Brief =>
Below are the records; pull every line that includes "arms".

Excerpted records =>
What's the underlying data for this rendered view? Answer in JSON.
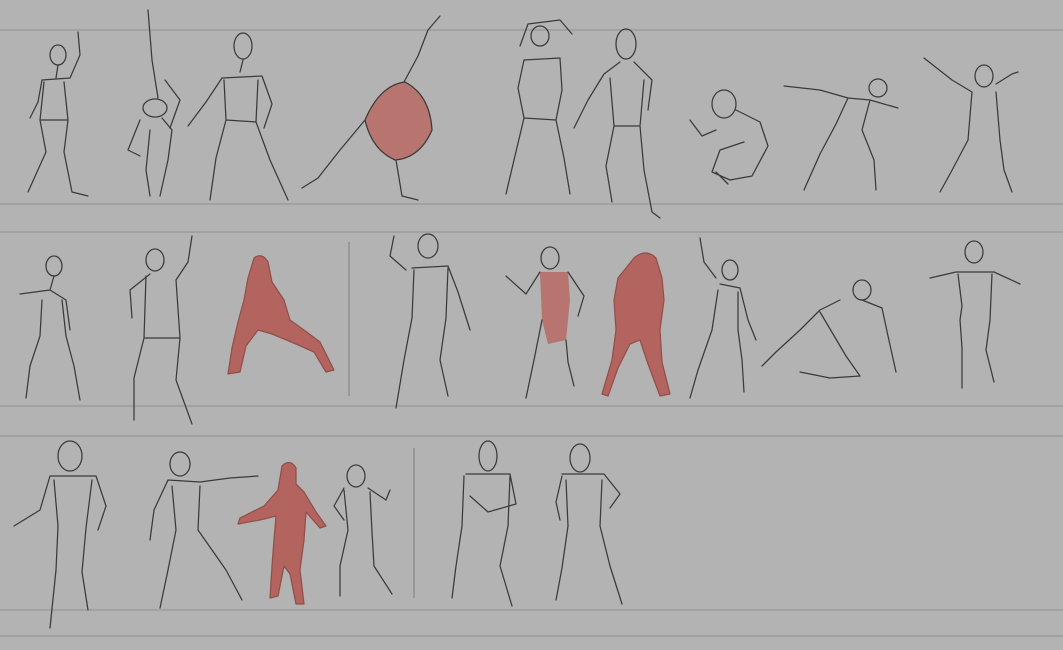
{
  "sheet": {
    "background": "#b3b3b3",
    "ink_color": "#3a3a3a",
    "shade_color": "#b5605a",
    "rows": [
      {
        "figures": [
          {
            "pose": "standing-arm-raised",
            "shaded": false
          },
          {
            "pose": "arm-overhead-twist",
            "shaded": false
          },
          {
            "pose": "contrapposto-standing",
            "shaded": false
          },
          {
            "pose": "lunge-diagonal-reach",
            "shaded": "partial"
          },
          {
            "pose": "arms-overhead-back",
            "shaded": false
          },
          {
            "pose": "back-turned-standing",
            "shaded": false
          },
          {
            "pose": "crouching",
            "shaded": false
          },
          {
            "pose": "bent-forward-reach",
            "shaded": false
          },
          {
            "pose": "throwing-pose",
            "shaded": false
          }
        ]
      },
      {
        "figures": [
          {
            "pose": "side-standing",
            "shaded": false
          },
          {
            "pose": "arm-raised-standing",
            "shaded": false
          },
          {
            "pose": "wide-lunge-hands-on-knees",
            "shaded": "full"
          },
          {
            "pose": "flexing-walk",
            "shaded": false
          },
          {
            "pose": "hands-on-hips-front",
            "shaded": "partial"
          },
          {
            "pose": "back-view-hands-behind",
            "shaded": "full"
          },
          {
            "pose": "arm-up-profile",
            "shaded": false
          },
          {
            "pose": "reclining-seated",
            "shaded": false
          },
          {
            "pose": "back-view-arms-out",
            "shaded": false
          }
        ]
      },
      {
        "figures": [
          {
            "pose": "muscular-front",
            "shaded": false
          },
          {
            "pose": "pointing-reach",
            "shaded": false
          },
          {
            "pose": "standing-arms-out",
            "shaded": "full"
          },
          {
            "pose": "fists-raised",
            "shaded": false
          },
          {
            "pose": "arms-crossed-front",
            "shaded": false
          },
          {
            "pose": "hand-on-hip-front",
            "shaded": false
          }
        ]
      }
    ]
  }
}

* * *

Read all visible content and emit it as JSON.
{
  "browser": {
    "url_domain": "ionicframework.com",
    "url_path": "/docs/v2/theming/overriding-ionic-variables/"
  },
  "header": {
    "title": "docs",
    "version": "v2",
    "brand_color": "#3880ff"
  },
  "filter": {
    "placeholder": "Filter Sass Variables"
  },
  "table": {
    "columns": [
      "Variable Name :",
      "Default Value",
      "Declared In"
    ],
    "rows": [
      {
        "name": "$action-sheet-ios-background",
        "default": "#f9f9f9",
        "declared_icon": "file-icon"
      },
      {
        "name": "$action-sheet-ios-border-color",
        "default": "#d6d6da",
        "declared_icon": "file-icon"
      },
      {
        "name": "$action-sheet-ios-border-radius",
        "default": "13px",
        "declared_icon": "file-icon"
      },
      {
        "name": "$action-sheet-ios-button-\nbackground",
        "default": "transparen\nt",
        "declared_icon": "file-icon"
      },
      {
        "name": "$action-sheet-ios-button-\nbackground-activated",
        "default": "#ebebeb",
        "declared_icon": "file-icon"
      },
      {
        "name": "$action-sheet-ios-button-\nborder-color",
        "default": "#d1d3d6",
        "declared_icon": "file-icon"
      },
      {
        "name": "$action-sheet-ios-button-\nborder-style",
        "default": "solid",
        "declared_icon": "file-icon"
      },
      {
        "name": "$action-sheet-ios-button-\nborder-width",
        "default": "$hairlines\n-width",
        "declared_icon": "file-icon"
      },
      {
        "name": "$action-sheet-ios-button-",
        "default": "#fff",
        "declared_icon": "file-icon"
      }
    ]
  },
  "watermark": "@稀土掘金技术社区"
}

Written solution =>
            "pose": "arms-overhead-back",
            "pose": "back-view-arms-out",
            "pose": "standing-arms-out",
            "pose": "arms-crossed-front",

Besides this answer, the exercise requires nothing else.